The Dozen Most Important Historical Events in Modern Kazakhstan and Arizona

Recently a number of bloggers have been listing and debating what are the ten most important events in the history of modern France. I personally believe that French history has been done to death and there is nothing more to say on the subject. It has all been written about numerous times in several languages. Other areas of the world, however, have not been so well covered. Below I present what I think are the 12 most important events in the history of modern Kazakhstan followed by a similar list for modern Arizona.


1. Russian conquest and settlement
2. 1916 Uprising
3. Bolshevik Revolution and Civil War
4. Demarcation of national borders
5. Soviet promotion of national cadres and culture in the 1920s
6. Collectivization of agriculture and the famine of the 1930s
7. Industrialization
8. Mass influx of national deportees during World War II
9. Virgin Lands Campaign
10. Consolidation of Kazakh cadres under Kunaev
11. Glasnost and Perestroika
12. Independence


1. Mexican-American War
2. Formation of the Territory of New Mexico
3. Gadsen Purchase
4. Civil War
5. Formation of the Federal Territory of Arizona
6. The Long Walk
7. Development of the cattle industry
8. Apache Wars
9. Development of the copper mining industry
10. Development of the rail network
11. Formation of the Salt River Valley Water Users' Association
12. Admission of Arizona to the United States as the 48th state


J. Otto Pohl said...

Tombstone existed because of silver mining.
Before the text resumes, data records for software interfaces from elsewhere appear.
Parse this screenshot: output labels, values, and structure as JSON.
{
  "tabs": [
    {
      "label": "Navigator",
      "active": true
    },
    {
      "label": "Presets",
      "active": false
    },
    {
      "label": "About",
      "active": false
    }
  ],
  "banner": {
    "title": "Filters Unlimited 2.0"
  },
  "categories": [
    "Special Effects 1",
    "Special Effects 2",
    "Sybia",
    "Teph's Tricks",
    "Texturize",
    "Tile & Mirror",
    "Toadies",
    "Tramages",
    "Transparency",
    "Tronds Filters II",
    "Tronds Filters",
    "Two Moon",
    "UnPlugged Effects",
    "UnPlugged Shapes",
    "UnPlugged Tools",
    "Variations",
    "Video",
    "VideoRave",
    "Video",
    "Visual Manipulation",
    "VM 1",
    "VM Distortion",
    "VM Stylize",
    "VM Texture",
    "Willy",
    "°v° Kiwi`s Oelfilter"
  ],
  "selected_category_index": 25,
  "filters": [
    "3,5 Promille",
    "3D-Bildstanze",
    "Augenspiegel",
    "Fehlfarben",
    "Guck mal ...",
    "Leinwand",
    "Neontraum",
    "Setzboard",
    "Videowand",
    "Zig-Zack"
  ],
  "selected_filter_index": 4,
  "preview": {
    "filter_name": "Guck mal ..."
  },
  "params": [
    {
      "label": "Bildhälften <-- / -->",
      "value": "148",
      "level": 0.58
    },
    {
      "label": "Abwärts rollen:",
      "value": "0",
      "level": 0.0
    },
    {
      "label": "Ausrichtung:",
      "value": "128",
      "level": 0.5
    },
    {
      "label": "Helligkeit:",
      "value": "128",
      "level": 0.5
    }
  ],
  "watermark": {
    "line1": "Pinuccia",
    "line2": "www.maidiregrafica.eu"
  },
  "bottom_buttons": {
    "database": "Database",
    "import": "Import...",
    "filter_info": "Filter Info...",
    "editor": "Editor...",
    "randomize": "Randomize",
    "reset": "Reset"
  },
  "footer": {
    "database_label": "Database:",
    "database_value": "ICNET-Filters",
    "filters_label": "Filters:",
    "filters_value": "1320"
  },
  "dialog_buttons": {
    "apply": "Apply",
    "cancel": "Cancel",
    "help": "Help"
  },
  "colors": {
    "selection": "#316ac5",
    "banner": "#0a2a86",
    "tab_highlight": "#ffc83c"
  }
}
But, silver was not nearly as important as copper. Really only in the 1870s and 1880s was silver mining a major industry in Arizona. After that copper was the most important mineral resource in the territory.

michael the tubthumper said...

i think i can figure out why arizona but if you don't mind me asking was there a particular reason for kazakhstan?

J. Otto Pohl said...

Well the guy who wrote the original post on France lives in Massachusetts. My Ph.D. is from SOAS and my dissertation as well as much of my published work deals with Kazakhstan. In particular the influx of national deportees to the territory during World War II.

Nathanael said...

'Done to death"? Well, yes. French studies, as well as German and Western European, is claustrophobic, and people reinvent ways of looking at familiar material more than finding new sources. Of course, Medieval and Ancient history have always been in this position. Britain, however, does not suffer the fate of France, even though it has been done to death as well. Indeed, some historians (like Ferguson and Hitchens) have founds ways of reinventing British history to make empire look benign.

By comparisson, Central Asia is unfamiliar, unexplored, as well as current for contemporary politics. It is a better arena to explore the issue of empire.

But does 'done to death' mean irrelevant? French history is still a source of metaphors and tropes that are contested with tremendous energy.